True story. The only time I ever visited San Francisco was many years ago now. Maybe ten years, but not more than fifteen. I could probably narrow that down further, but it would require getting out of my office chair. That’s not going to happen right now. I recall being in a bookstore somewhere in […]Read more "Hoodwink (Nameless Detective #7), by Bill Pronzini — a book review"
If you’re lucky enough to own a first-edition copy of this novel, you will notice that the author’s name printed on the dust jacket is “John Macdonald.” Kenneth Millar chose to write under a pseudonym because his wife, Margaret Millar, was already a well-known mystery novelist. The John Macdonald name was chosen after his father, […]Read more "The Moving Target, by Ross Macdonald (Lew Archer #1) — a book review"
The last time I read one of the late Elmore Leonard’s novels was around this time last year. The book was Hombre, a western. I’ve read a few of the author’s westerns, and I’ve enjoyed all of them. Of course, I’m a fan of the western genre and will occasionally read a novel about gunslingers […]Read more "Touch, by Elmore Leonard — a book review"
This 1994 novel is a sequel to To Save the Sun, which was published in 1992. I remember enjoying the first novel, also co-written by Ben Bova and A.J. Austin, but I’m afraid I read it too long ago to remember the details. What made me enjoy the novel is that it reminded me of […]Read more "To Fear the Light (To Save the Sun, Book 2), by Ben Bova & A.J. Austin — a book review"
Daniel Abraham is one-half of the pseudonym James S.A. Corey, with Ty Franck, who, together, are the authors of The Expanse series of space opera novels. Since Ty Franck has no other writing credits to his name, I’ve always assumed that Abraham was the true author, while Ty Franck was the worldbuilder and story contributer. […]Read more "A Shadow in Summer (Long Price Quartet #1), by Daniel Abraham — a book review"
Nearly twenty years ago now, I read the first six books in Robert Crais’s Elvis Cole series, and then stopped. I’m not sure why. I enjoyed reading the novels, as far as I recall. I know, for a fact, that if I didn’t enjoy them, I would remember that. I believe it’s that embarrassment of […]Read more "The Forgotten Man, by Robert Crais (Elvis Cole #10) — a review"
This is the third media tie-in novel for the television series Supernatural that I’ve read, and the second one written by DeCandido. He wrote the first in the series: Supernatural: Nevermore. I gave that one a respectable grade in a review you can read here.
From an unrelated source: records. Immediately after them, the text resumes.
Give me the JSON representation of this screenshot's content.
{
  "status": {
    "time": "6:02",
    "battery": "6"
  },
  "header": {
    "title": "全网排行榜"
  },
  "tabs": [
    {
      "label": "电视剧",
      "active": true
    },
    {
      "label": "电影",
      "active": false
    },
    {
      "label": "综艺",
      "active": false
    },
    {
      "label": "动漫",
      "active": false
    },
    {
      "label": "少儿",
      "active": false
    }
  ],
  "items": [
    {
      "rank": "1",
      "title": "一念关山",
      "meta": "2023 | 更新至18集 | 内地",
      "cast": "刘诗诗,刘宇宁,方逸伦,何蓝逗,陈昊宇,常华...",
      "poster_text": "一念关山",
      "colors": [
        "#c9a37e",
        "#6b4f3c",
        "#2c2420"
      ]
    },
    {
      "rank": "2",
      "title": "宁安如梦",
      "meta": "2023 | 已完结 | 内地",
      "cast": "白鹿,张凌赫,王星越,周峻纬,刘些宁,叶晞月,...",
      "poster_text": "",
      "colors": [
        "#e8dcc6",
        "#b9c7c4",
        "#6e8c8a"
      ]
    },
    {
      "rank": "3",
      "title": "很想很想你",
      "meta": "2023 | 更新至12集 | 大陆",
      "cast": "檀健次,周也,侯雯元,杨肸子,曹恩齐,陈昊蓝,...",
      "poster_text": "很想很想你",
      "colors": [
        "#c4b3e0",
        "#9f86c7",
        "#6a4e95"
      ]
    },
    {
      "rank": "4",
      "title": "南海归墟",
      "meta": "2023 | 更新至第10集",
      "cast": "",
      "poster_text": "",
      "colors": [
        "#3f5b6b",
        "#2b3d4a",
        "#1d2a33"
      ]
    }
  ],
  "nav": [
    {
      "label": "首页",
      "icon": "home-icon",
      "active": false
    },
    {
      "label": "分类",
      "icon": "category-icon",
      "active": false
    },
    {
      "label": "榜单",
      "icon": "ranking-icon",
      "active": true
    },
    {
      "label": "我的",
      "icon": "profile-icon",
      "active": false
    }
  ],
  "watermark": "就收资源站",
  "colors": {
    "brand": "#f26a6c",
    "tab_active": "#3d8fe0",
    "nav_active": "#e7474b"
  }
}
I look for certain things in a media tie-in. The […]Read more "Supernatural: Bone Key (Supernatural #3), by Keith R.A. DeCandido — a book review"
Prior to reading this novel, I read Hill’s first published novel, Heart-Shaped Box, and a collection of his short stories, 20th Century Ghosts. I loved both of these books. This first was a horror novel about an aging death-metal rocker who purchases a ghost online. It elevated a run-of-the-mill ghost story into something infused with […]Read more "Horns, by Joe Hill — a book review"
This is more than merely a book review. I own one other novel written by George V. Higgins. It was his last, as it turns out. At End of the Day (which I guess was a prophetic title, now that I think about it) was published in the year 2000. Higgins died in November 1999, […]Read more "The Friends of Eddie Coyle, by George V. Higgins — a book review"
Star Trek: Discovery: Desperate Hours, by David Mack, was the first original novel for the television series. It was published in September 2017, the same month the series premiered on the CBS All Access streaming platform. I purchased this novel, and three other Star Trek: DSC novels, for my Kindle Fire before taking a recent […]Read more "Star Trek: Discovery: Desperate Hours, by David Mack — a book review"